January 30, 2012
To: Members of the Education Committee
From: Sarah Forrest, Policy Coordinator – Child Welfare and Juvenile Justice
Re: Neutral Testimony on LB 996 – Eliminating the Option to “Drop Out”
All of Nebraska’s children deserve a quality education that puts them on the path to future success. Unfortunately, we know that not all children in Nebraska are able to take advantage of the education provided to them. Children’s risk of failure in school increases due to economic, social and medical challenges, among other factors. Struggling in school is in turn correlated with behavioral challenges, disciplinary action, and involvement in the juvenile court system.
Nebraska should encourage students to graduate, but preventing them from legally dropping out without ensuring the proper supportive services are in place may not substantially contribute to the success of youth in the future.
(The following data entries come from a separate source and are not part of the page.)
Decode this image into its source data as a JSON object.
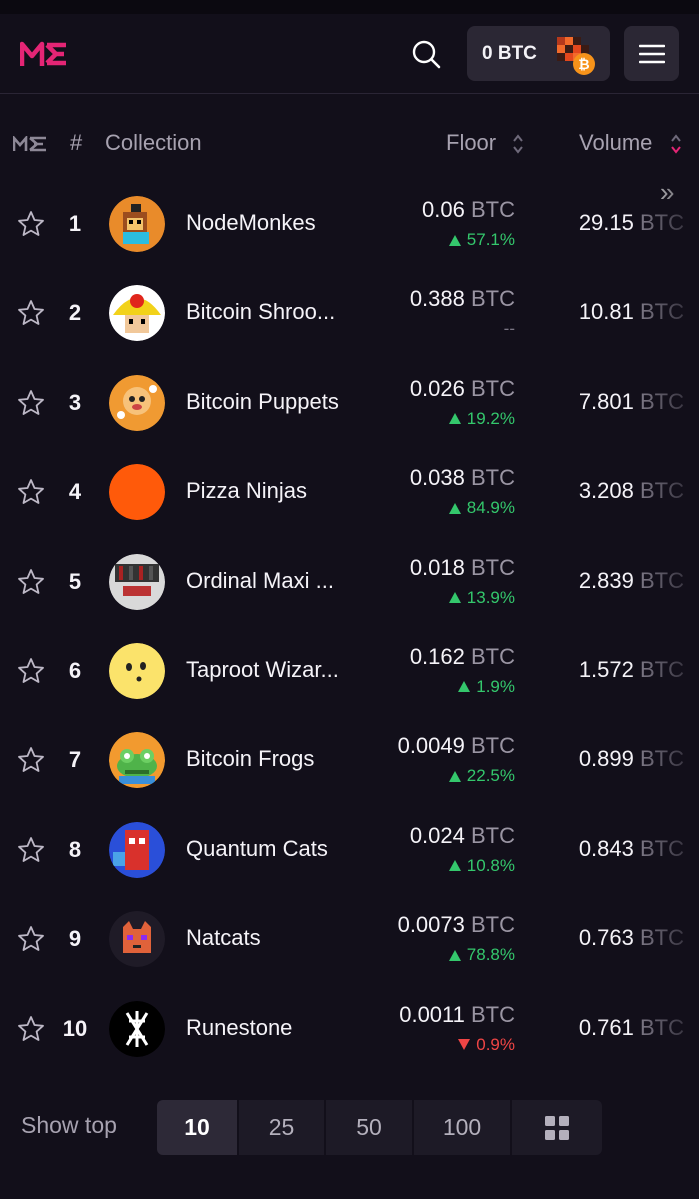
{
  "header": {
    "wallet_label": "0 BTC",
    "icons": [
      "me-logo",
      "search-icon",
      "bitcoin-icon",
      "hamburger-menu-icon"
    ]
  },
  "table": {
    "columns": {
      "hash": "#",
      "collection": "Collection",
      "floor": "Floor",
      "volume": "Volume"
    },
    "rows": [
      {
        "rank": "1",
        "name": "NodeMonkes",
        "floor": "0.06",
        "unit": "BTC",
        "change": "57.1%",
        "direction": "up",
        "volume": "29.15",
        "avatar_color": "#e98b2a"
      },
      {
        "rank": "2",
        "name": "Bitcoin Shroo...",
        "floor": "0.388",
        "unit": "BTC",
        "change": "--",
        "direction": "flat",
        "volume": "10.81",
        "avatar_color": "#f2d21a"
      },
      {
        "rank": "3",
        "name": "Bitcoin Puppets",
        "floor": "0.026",
        "unit": "BTC",
        "change": "19.2%",
        "direction": "up",
        "volume": "7.801",
        "avatar_color": "#f09a32"
      },
      {
        "rank": "4",
        "name": "Pizza Ninjas",
        "floor": "0.038",
        "unit": "BTC",
        "change": "84.9%",
        "direction": "up",
        "volume": "3.208",
        "avatar_color": "#ff5a0a"
      },
      {
        "rank": "5",
        "name": "Ordinal Maxi ...",
        "floor": "0.018",
        "unit": "BTC",
        "change": "13.9%",
        "direction": "up",
        "volume": "2.839",
        "avatar_color": "#d9d9d9"
      },
      {
        "rank": "6",
        "name": "Taproot Wizar...",
        "floor": "0.162",
        "unit": "BTC",
        "change": "1.9%",
        "direction": "up",
        "volume": "1.572",
        "avatar_color": "#fbe36b"
      },
      {
        "rank": "7",
        "name": "Bitcoin Frogs",
        "floor": "0.0049",
        "unit": "BTC",
        "change": "22.5%",
        "direction": "up",
        "volume": "0.899",
        "avatar_color": "#f29a2f"
      },
      {
        "rank": "8",
        "name": "Quantum Cats",
        "floor": "0.024",
        "unit": "BTC",
        "change": "10.8%",
        "direction": "up",
        "volume": "0.843",
        "avatar_color": "#2a4fd9"
      },
      {
        "rank": "9",
        "name": "Natcats",
        "floor": "0.0073",
        "unit": "BTC",
        "change": "78.8%",
        "direction": "up",
        "volume": "0.763",
        "avatar_color": "#1f1b27"
      },
      {
        "rank": "10",
        "name": "Runestone",
        "floor": "0.0011",
        "unit": "BTC",
        "change": "0.9%",
        "direction": "down",
        "volume": "0.761",
        "avatar_color": "#000000"
      }
    ]
  },
  "footer": {
    "show_top_label": "Show top",
    "options": [
      "10",
      "25",
      "50",
      "100"
    ],
    "selected": "10"
  },
  "colors": {
    "accent": "#e42575",
    "up": "#34c76c",
    "down": "#f04545",
    "background": "#120f1a"
  }
}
During the 2009- 2010 school year, 1,968 students dropped out of school. Nebraska needs to be ready to provide for these youth in creative ways that encourage them to succeed as opposed to pushing them towards disciplinary sanctions and juvenile court involvement.
Voices for Children supports efforts to increase the number of students who graduate, but has concerns about the possible impact the bill may have in pushing youth towards the juvenile court system. Both truancy laws and school discipline policies put youth who struggle in school at increased risk of becoming involved in juvenile court, which can further alienate youth and diminish their chances of successfully transitioning to adulthood.
As you consider eliminating the ability for students to drop out with parental permission, please consider how you can support students and minimize their likelihood of becoming court-involved, a costly option for both children and communities.
Thank you for your work on behalf of Nebraska’s children. Do not hesitate to contact me with any questions or concerns.
 “Decreasing Vulnerability for Involvement with the Juvenile Delinquency System.” EDJJ: 2003. http://www.edjj.org/Publications/list/leone_et_al-2003.pdf
 Kids Count in Nebraska: 2011 Report. Voices for Children in Nebraska.